Task item:
The following entries are to be retyped in full, exactly as written.

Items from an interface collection
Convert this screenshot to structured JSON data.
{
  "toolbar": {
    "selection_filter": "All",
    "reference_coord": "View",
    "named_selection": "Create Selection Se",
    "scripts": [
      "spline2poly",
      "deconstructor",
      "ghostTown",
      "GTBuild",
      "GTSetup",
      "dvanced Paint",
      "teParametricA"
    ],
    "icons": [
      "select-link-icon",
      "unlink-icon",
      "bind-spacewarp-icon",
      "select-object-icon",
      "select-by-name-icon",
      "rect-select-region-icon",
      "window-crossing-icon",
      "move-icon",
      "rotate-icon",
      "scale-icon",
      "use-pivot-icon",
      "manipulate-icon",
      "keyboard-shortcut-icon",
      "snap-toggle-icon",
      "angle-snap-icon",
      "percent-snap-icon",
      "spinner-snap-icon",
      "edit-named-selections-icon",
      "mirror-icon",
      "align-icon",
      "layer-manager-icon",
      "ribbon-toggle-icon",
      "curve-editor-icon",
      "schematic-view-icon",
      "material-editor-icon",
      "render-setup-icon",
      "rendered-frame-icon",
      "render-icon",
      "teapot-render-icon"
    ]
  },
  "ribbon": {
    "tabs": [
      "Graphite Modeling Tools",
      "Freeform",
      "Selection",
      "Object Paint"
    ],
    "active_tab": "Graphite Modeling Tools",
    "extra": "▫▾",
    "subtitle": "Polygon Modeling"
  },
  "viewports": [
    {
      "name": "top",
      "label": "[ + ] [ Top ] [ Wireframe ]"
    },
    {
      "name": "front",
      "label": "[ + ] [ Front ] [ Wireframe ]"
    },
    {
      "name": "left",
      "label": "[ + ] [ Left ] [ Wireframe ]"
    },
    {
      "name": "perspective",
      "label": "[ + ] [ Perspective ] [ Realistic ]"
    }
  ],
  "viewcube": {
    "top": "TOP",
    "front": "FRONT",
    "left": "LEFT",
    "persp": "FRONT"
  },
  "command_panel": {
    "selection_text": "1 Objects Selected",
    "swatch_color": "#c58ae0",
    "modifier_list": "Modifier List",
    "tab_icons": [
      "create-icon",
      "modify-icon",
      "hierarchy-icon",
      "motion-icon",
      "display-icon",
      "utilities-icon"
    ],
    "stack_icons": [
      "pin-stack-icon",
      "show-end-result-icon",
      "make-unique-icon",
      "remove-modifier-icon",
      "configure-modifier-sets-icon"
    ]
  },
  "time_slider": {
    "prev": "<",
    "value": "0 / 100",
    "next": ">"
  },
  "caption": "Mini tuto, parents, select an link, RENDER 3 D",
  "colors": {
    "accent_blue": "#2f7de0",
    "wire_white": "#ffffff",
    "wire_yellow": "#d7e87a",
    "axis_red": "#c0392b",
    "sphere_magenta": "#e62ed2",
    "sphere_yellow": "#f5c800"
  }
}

Result below:
Convert this screenshot to structured JSON data.
{
  "toolbar": {
    "selection_filter": "All",
    "reference_coord": "View",
    "named_selection": "Create Selection Se",
    "scripts": [
      "spline2poly",
      "deconstructor",
      "ghostTown",
      "GTBuild",
      "GTSetup",
      "dvanced Paint",
      "teParametricA"
    ],
    "icons": [
      "select-link-icon",
      "unlink-icon",
      "bind-spacewarp-icon",
      "select-object-icon",
      "select-by-name-icon",
      "rect-select-region-icon",
      "window-crossing-icon",
      "move-icon",
      "rotate-icon",
      "scale-icon",
      "use-pivot-icon",
      "manipulate-icon",
      "keyboard-shortcut-icon",
      "snap-toggle-icon",
      "angle-snap-icon",
      "percent-snap-icon",
      "spinner-snap-icon",
      "edit-named-selections-icon",
      "mirror-icon",
      "align-icon",
      "layer-manager-icon",
      "ribbon-toggle-icon",
      "curve-editor-icon",
      "schematic-view-icon",
      "material-editor-icon",
      "render-setup-icon",
      "rendered-frame-icon",
      "render-icon",
      "teapot-render-icon"
    ]
  },
  "ribbon": {
    "tabs": [
      "Graphite Modeling Tools",
      "Freeform",
      "Selection",
      "Object Paint"
    ],
    "active_tab": "Graphite Modeling Tools",
    "extra": "▫▾",
    "subtitle": "Polygon Modeling"
  },
  "viewports": [
    {
      "name": "top",
      "label": "[ + ] [ Top ] [ Wireframe ]"
    },
    {
      "name": "front",
      "label": "[ + ] [ Front ] [ Wireframe ]"
    },
    {
      "name": "left",
      "label": "[ + ] [ Left ] [ Wireframe ]"
    },
    {
      "name": "perspective",
      "label": "[ + ] [ Perspective ] [ Realistic ]"
    }
  ],
  "viewcube": {
    "top": "TOP",
    "front": "FRONT",
    "left": "LEFT",
    "persp": "FRONT"
  },
  "command_panel": {
    "selection_text": "1 Objects Selected",
    "swatch_color": "#c58ae0",
    "modifier_list": "Modifier List",
    "tab_icons": [
      "create-icon",
      "modify-icon",
      "hierarchy-icon",
      "motion-icon",
      "display-icon",
      "utilities-icon"
    ],
    "stack_icons": [
      "pin-stack-icon",
      "show-end-result-icon",
      "make-unique-icon",
      "remove-modifier-icon",
      "configure-modifier-sets-icon"
    ]
  },
  "time_slider": {
    "prev": "<",
    "value": "0 / 100",
    "next": ">"
  },
  "caption": "Mini tuto, parents, select an link, RENDER 3 D",
  "colors": {
    "accent_blue": "#2f7de0",
    "wire_white": "#ffffff",
    "wire_yellow": "#d7e87a",
    "axis_red": "#c0392b",
    "sphere_magenta": "#e62ed2",
    "sphere_yellow": "#f5c800"
  }
}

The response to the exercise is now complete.